In these discussions Hilbert and Poincaré advocate that these terms are defined in axioms and do not have any meaning and references beyond these definitions. Poincaré expressed this view that the axioms of geometry do not have any propositional content but should be considered as definitions implicit definitions dis. As they are descriptive, the axioms of geometry have to be analytical.
In the axioms of geometry, the debate on the nature of simple and undefined terms, often referred to as the key to understanding the nature of language and logic in a certain way. In a way, the tradition of analytical philosophy has clarified its logic and a priori understanding in these discussions. The development of the subject can be summarized as follows: Kant presented a critique of the intellectual view as a means of Platonic ideals and of our knowledge of these ideals. At the heart of Kant’s critique of the possibility of metaphysics is a critique of Platonicism.
Vision refers to a space or interface with which we come in direct contact with objects (without the mediation of concepts). If these objects (such as Platonic objects or ideals) do not exist in the sensory field, the view is considered to be el intellectual ”(“ intellectual ”).
On the other hand, Kant, while attempting to base mathematical judgments, used visual knowledge as opposed to conceptual knowledge and argued that mathematics was based on pure vision. As a result, synthetic a priori judgments are based on the direct knowledge of objects constructed in pure vision. However, as we have stated above, the view that geometry is based on synthetic a priori judgments has now become untenable with the emergence of Euclidean geometries. Thus, a tendency has arisen to reduce arithmetic in particular, and mathematics in general, to analytic (logical). However, a question to be asked is where the knowledge of the logical originates. Logical forms (forms of logical propositions and valid inferences), if seen as facts, we can say that we have conceptual information about themselves. In this case, however, the logical a would have a posteriori status, which is not an easily defensible view. If our knowledge of the logical is not conceptual, the remaining option is that the information is visual. However, in this way, the intellectual vision is reintroduced as a kind of knowledge that Kant criticizes and contributes to. This is equally unacceptable. In this context, it is very important to show that the axioms of geometry are implicit definitions: This approach is of great importance in terms of reducing mathematics to logical one hand; on the other hand, no reference is made to the visual information during this reduction.

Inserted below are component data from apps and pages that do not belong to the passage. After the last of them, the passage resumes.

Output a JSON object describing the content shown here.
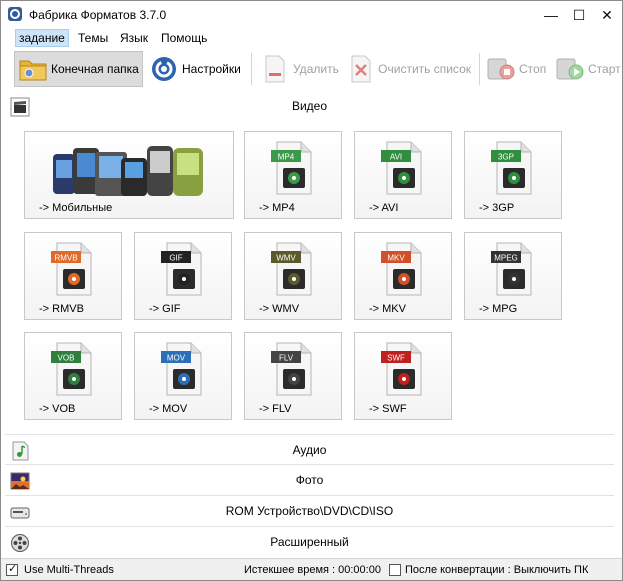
{
  "window": {
    "title": "Фабрика Форматов 3.7.0",
    "controls": {
      "minimize": "—",
      "maximize": "☐",
      "close": "✕"
    }
  },
  "menu": [
    "задание",
    "Темы",
    "Язык",
    "Помощь"
  ],
  "toolbar": {
    "output_folder": "Конечная папка",
    "settings": "Настройки",
    "remove": "Удалить",
    "clear_list": "Очистить список",
    "stop": "Стоп",
    "start": "Старт"
  },
  "categories": {
    "video": "Видео",
    "audio": "Аудио",
    "photo": "Фото",
    "rom": "ROM Устройство\\DVD\\CD\\ISO",
    "advanced": "Расширенный"
  },
  "video_tiles": [
    {
      "label": "-> Мобильные",
      "badge": "",
      "color": "#4a7fb8"
    },
    {
      "label": "-> MP4",
      "badge": "MP4",
      "color": "#3a9a4a"
    },
    {
      "label": "-> AVI",
      "badge": "AVI",
      "color": "#2f8f3f"
    },
    {
      "label": "-> 3GP",
      "badge": "3GP",
      "color": "#2f8f3f"
    },
    {
      "label": "-> RMVB",
      "badge": "RMVB",
      "color": "#e06a2a"
    },
    {
      "label": "-> GIF",
      "badge": "GIF",
      "color": "#222222"
    },
    {
      "label": "-> WMV",
      "badge": "WMV",
      "color": "#5a5a2a"
    },
    {
      "label": "-> MKV",
      "badge": "MKV",
      "color": "#d0502a"
    },
    {
      "label": "-> MPG",
      "badge": "MPEG",
      "color": "#333333"
    },
    {
      "label": "-> VOB",
      "badge": "VOB",
      "color": "#2f7f3f"
    },
    {
      "label": "-> MOV",
      "badge": "MOV",
      "color": "#2a6fb8"
    },
    {
      "label": "-> FLV",
      "badge": "FLV",
      "color": "#444444"
    },
    {
      "label": "-> SWF",
      "badge": "SWF",
      "color": "#c02020"
    }
  ],
  "status": {
    "multithreads": "Use Multi-Threads",
    "multithreads_checked": true,
    "elapsed": "Истекшее время : 00:00:00",
    "after_convert": "После конвертации : Выключить ПК",
    "after_convert_checked": false
  }
}
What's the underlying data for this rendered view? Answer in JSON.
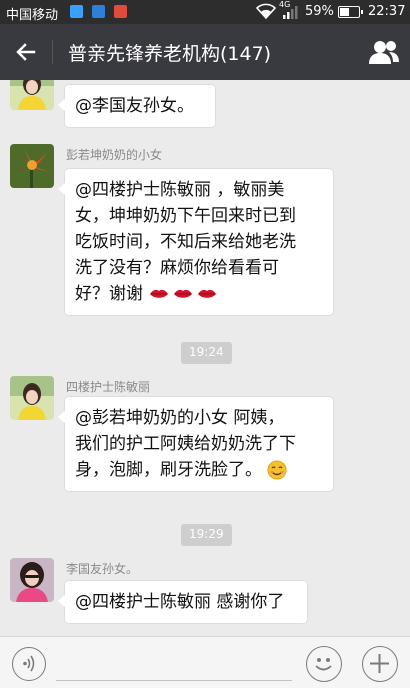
{
  "status_bar": {
    "carrier": "中国移动",
    "network": "4G",
    "battery": "59%",
    "battery_level": 0.59,
    "time": "22:37",
    "notification_icons": [
      "message-icon",
      "gallery-icon",
      "settings-icon"
    ]
  },
  "header": {
    "title": "普亲先锋养老机构(147)",
    "back_icon": "back-arrow-icon",
    "group_icon": "group-members-icon"
  },
  "messages": [
    {
      "type": "text",
      "sender": "",
      "avatar": "avatar-woman-yellow",
      "text": "@李国友孙女。"
    },
    {
      "type": "text",
      "sender": "彭若坤奶奶的小女",
      "avatar": "avatar-red-flower",
      "lines": [
        "@四楼护士陈敏丽 ，敏丽美",
        "女，坤坤奶奶下午回来时已到",
        "吃饭时间，不知后来给她老洗",
        "洗了没有？麻烦你给看看可",
        "好？谢谢"
      ],
      "emoji": "lips-emoji x3"
    },
    {
      "type": "time",
      "text": "19:24"
    },
    {
      "type": "text",
      "sender": "四楼护士陈敏丽",
      "avatar": "avatar-woman-yellow",
      "lines": [
        "@彭若坤奶奶的小女 阿姨，",
        "我们的护工阿姨给奶奶洗了下",
        "身，泡脚，刷牙洗脸了。"
      ],
      "emoji": "smile-emoji"
    },
    {
      "type": "time",
      "text": "19:29"
    },
    {
      "type": "text",
      "sender": "李国友孙女。",
      "avatar": "avatar-girl-photo",
      "text": "@四楼护士陈敏丽 感谢你了"
    }
  ],
  "input_bar": {
    "placeholder": "",
    "voice_icon": "voice-icon",
    "emoji_icon": "emoji-icon",
    "plus_icon": "plus-icon"
  },
  "colors": {
    "status_bar": "#2d2d2d",
    "title_bar": "#393a3f",
    "chat_background": "#ebebeb",
    "bubble": "#ffffff",
    "time_badge": "#cecece"
  }
}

The final point of the process of the withdrawal of philosophy within the language will be put in Wittgenstein Tractatus. The general style of criticism for the understanding of logical forms in a Platonic way is negative. So, it is aimed at revealing what they are not. Wittgenstein tried to reveal what they are within the boundaries of language.
Prepared by: Sociologist Ömer YILDIRIM
Source: Ömer YILDIRIM’s Personal Lecture Notes. Atatürk University Department of Sociology 1st Grade Giriş Introduction to Philosophy ”and 2nd, 3rd, 4th Grade Tarihi History of Philosophy” Lecture Notes (Ömer YILDIRIM); Open Education Philosophy Textbook